Past Shell Lake is an unnamed small lake, which has a nice setting and great view of Mt. Dana again in the distance. Dana again
Past Shell Lake is the official wilderness boundary for the Hoover Wilderness in the Inyo National Forest.  Interesting to see this sign given that this is an 'unofficial' trail. Inyo
The third lake in the chain is Fantail lake, which is much larger and wider than the previous two.  Mt. Conness is shown reflecting in very cold water. Fantail Lake
The trail past Fantail Lake is hard to follow at times, but as long as you stay to the right of the waterfall which comes out of Spuller Lake a few hundred feet higher than Fantail Lake. Past Fantail 
The fourth and most often last visited lake along this trail is Spuller Lake, nestled in a bowl up against rocks near the base of White Mountain high above. Spuller Lake
After a short cross-country climb up from Spuller Lake, you come to a small ridge overlooking three lakes.  From right to left they are Maul, and unnamed lake, and then Green Treble Lake furthest on the left. Green Treble Lake
Climbing down some pretty large rocks on the way to Green Treble Lake, head to a small strip of land between Green Treble and the unnamed lake to it's immediate west to continue on. Closer Look
One unexpected vista above Green Treble Lake was a view of Saddlebag Lake and the dam at the south end of the lake off in the distance. Saddlebag Lake
Following the outlet of Green Treble Lake, you head down into an open meadow area which is filled with water crossings and drainage paths all flowing down to Mine Creek near the bottom of the area.  Mt. Conness looms in the distance, and on the north side of Mine Creek is where peak baggers heading to the top can be spotted. Mt. Conness
The next section is all cross country, but along fairly level land parallelling first Mine Creek and then Lee Vining Creek heading south, on the way to completing the loop. Dana Meadow
A very pleasant surprise on this loop trip was the last part heading south through Dana Meadows, following Lee Vining Creek and showing off great views of Mt. Dana. Mt. Dana Again

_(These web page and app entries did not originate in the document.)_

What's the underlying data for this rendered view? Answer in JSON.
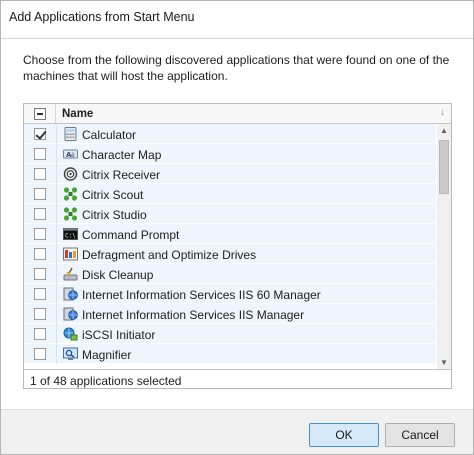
{
  "dialog": {
    "title": "Add Applications from Start Menu",
    "description": "Choose from the following discovered applications that were found on one of the machines that will host the application."
  },
  "grid": {
    "column_name": "Name",
    "rows": [
      {
        "label": "Calculator",
        "checked": true,
        "icon": "calculator-icon"
      },
      {
        "label": "Character Map",
        "checked": false,
        "icon": "character-map-icon"
      },
      {
        "label": "Citrix Receiver",
        "checked": false,
        "icon": "citrix-receiver-icon"
      },
      {
        "label": "Citrix Scout",
        "checked": false,
        "icon": "citrix-scout-icon"
      },
      {
        "label": "Citrix Studio",
        "checked": false,
        "icon": "citrix-studio-icon"
      },
      {
        "label": "Command Prompt",
        "checked": false,
        "icon": "command-prompt-icon"
      },
      {
        "label": "Defragment and Optimize Drives",
        "checked": false,
        "icon": "defragment-icon"
      },
      {
        "label": "Disk Cleanup",
        "checked": false,
        "icon": "disk-cleanup-icon"
      },
      {
        "label": "Internet Information Services IIS 60 Manager",
        "checked": false,
        "icon": "iis-icon"
      },
      {
        "label": "Internet Information Services IIS Manager",
        "checked": false,
        "icon": "iis-icon"
      },
      {
        "label": "iSCSI Initiator",
        "checked": false,
        "icon": "iscsi-icon"
      },
      {
        "label": "Magnifier",
        "checked": false,
        "icon": "magnifier-icon"
      }
    ],
    "status": "1 of 48 applications selected"
  },
  "buttons": {
    "ok": "OK",
    "cancel": "Cancel"
  }
}
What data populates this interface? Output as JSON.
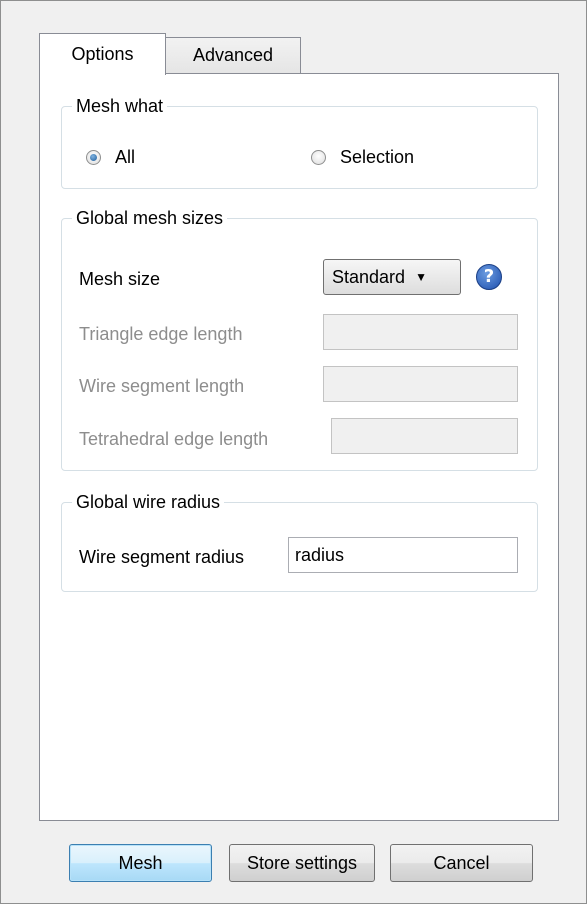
{
  "tabs": [
    {
      "label": "Options",
      "selected": true
    },
    {
      "label": "Advanced",
      "selected": false
    }
  ],
  "mesh_what": {
    "legend": "Mesh what",
    "options": [
      {
        "label": "All",
        "checked": true
      },
      {
        "label": "Selection",
        "checked": false
      }
    ]
  },
  "global_mesh_sizes": {
    "legend": "Global mesh sizes",
    "mesh_size_label": "Mesh size",
    "mesh_size_value": "Standard",
    "help_glyph": "?",
    "triangle_edge_label": "Triangle edge length",
    "triangle_edge_value": "",
    "wire_segment_label": "Wire segment length",
    "wire_segment_value": "",
    "tetrahedral_edge_label": "Tetrahedral edge length",
    "tetrahedral_edge_value": ""
  },
  "global_wire_radius": {
    "legend": "Global wire radius",
    "wire_radius_label": "Wire segment radius",
    "wire_radius_value": "radius"
  },
  "buttons": {
    "mesh": "Mesh",
    "store": "Store settings",
    "cancel": "Cancel"
  },
  "icons": {
    "help": "help-question-icon",
    "dropdown": "chevron-down-icon"
  },
  "colors": {
    "accent": "#3c7fb1",
    "help_icon": "#1d4fae",
    "disabled_text": "#8d8d8d"
  }
}
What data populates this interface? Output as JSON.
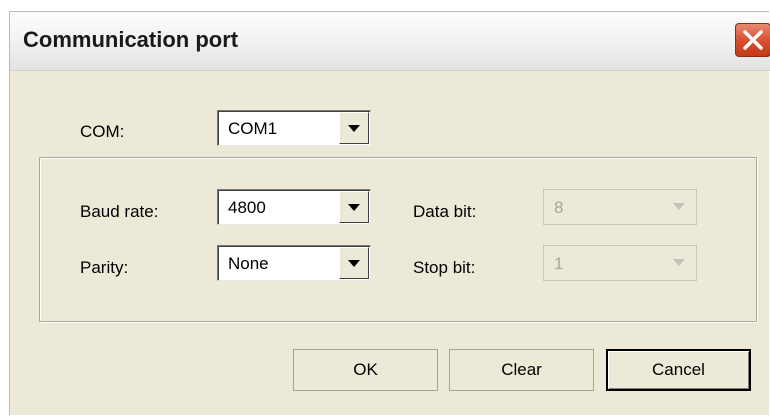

The parking area for this hike, notable for the great view of the Dana Plateau, known for being a Nunatak.  This was an 'island of life' above the glaciers which helped form the valleys in the area, as the Plateau was so high up the fierce winds kept the snow from sticking.   Parking spot
GPS Track of the full hike. GPS Track of Hike